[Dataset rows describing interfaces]
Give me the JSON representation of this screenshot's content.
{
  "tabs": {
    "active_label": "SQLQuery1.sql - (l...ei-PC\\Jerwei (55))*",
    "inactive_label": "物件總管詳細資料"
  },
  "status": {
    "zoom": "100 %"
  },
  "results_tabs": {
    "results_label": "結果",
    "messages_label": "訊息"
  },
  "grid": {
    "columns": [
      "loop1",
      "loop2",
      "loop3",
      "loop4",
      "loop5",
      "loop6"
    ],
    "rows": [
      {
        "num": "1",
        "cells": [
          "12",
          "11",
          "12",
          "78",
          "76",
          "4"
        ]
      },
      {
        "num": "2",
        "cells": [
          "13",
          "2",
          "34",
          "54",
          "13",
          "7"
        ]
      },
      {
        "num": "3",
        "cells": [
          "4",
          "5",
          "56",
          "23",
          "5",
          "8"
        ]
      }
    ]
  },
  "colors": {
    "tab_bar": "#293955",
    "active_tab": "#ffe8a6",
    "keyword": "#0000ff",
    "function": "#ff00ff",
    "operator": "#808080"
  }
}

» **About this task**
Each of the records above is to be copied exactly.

» **Solution to this problem**
Give me the JSON representation of this screenshot's content.
{
  "tabs": {
    "active_label": "SQLQuery1.sql - (l...ei-PC\\Jerwei (55))*",
    "inactive_label": "物件總管詳細資料"
  },
  "status": {
    "zoom": "100 %"
  },
  "results_tabs": {
    "results_label": "結果",
    "messages_label": "訊息"
  },
  "grid": {
    "columns": [
      "loop1",
      "loop2",
      "loop3",
      "loop4",
      "loop5",
      "loop6"
    ],
    "rows": [
      {
        "num": "1",
        "cells": [
          "12",
          "11",
          "12",
          "78",
          "76",
          "4"
        ]
      },
      {
        "num": "2",
        "cells": [
          "13",
          "2",
          "34",
          "54",
          "13",
          "7"
        ]
      },
      {
        "num": "3",
        "cells": [
          "4",
          "5",
          "56",
          "23",
          "5",
          "8"
        ]
      }
    ]
  },
  "colors": {
    "tab_bar": "#293955",
    "active_tab": "#ffe8a6",
    "keyword": "#0000ff",
    "function": "#ff00ff",
    "operator": "#808080"
  }
}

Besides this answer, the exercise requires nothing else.